Computer technology is now freakishly adept at reading human faces, says Madhumita Murgia in the Financial Times. A computer camera can watch “unblinking” as “emotion detection” AI flags “micro-movements of muscles” and attempts to identify emotions – happiness, sadness, anger, surprise and fear – via eye tracking and voice tones.
Nosy companies already want to splash out. The value of the emotion-detection industry is projected to jump from $19.5bn in 2020 to $37.1bn by 2026. Amazon, Microsoft and Google all offer basic emotion analysis. Car companies like Ford, BMW and Kia Motors want to use it to assess driver alertness.
Vicky Lim, creator of an emotion-detection algorithm named 4 Little Trees, says her system works 85% of the time. That’s not good news for the Hong Kong schoolchildren who have to sit in front of her software. It sends them alerts to “get their attention back when they are off track”.
Not everyone is convinced. A 2019 review by the Association for Psychological Science looked at 1,000 studies of emotion-detection tech. It was “not possible to confidently infer happiness from a smile, anger from a scowl, or sadness from a frown”, it said – people scowl for all sorts of reasons. The ethics are also rocky. Who wants a computer dobbing in their innermost impulses?

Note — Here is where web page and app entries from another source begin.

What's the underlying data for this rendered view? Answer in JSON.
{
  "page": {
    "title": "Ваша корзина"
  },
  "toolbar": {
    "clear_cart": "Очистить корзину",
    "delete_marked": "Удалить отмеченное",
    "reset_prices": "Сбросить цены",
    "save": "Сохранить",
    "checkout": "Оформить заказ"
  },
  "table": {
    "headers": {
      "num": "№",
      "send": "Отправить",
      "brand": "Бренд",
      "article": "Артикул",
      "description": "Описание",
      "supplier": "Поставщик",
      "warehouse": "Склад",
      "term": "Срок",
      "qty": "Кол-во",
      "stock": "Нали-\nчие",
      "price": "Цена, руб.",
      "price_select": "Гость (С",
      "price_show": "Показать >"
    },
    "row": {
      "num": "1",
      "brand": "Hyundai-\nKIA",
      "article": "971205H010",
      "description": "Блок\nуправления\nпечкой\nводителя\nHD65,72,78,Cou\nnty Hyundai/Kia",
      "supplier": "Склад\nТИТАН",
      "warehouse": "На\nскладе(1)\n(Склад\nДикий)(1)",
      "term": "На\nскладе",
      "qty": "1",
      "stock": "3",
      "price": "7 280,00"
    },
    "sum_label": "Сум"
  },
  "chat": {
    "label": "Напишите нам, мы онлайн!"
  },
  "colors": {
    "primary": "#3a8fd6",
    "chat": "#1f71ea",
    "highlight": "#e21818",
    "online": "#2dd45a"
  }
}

👁 The Chinese government is using “disturbing” emotional-analysis interrogation systems at its police stations in Xinjiang. A Chinese software engineer told BBC’s Panorama that the device is set up three metres from Uighur Muslim test subjects, who are used like “rats in a laboratory”. The theory is that micro-changes in the size of their skin’s pores give away “anxiety or negative thoughts”, like a vastly more sophisticated lie detector.
But detainees are placed in “restraint chairs”, with their ankles and wrists chained, to apply “maximum mental pressure” – a stressful bind in which to be scored on anxiety. “It’s used to confirm the authority’s pre-judgment without any credible evidence,” said the whistleblower. “The computer score reveals the suspect is dangerous, therefore must be guilty of many wrongdoings which have not been confessed yet.”
Panorama: Are You Scared Yet, Human? is on the BBC iPlayer. Watch a clip here.
How bad is a falling global population?
The looming global population slump could “make birthday parties a rarer sight than funerals” by the end of the century, says The New York Times. From 2050 or even sooner, the world’s population will start spiralling down exponentially, and by 2100 only a dozen countries will have fertility rates above the replacement level of 2.1 children per family. And this “demographic time bomb” is exploding the widespread assumption that the young will pay for and look after the old.
South Korea’s fertility rate is 0.92, the lowest in the developed world, and its population of 18-year-olds has nearly halved since 1992. In Japan, nappies for the elderly outsell those for babies. Italy is experiencing what Pope Francis recently called a “demographic winter”, with some southern towns seeing an 80% fall in population. The future is potentially more drastic still. Nigeria’s population could exceed China’s, which might halve to 730m by 2100. By then, China could have as many 85-year-olds as 18-year-olds.
But it’s not all bad news. Affordable childcare and paid parental leave have led to a slight increase in Germany’s fertility rate, which is now 1.54. Many women are having fewer children out of choice, and those children could enjoy higher wages, greater equality and lower carbon emissions.
A declining population is like “a rock thrown off a cliff” – hard to reverse. But all is not lost: as one social scientist says, quoting Casanova: “There is no such thing as destiny. We ourselves shape our destiny.”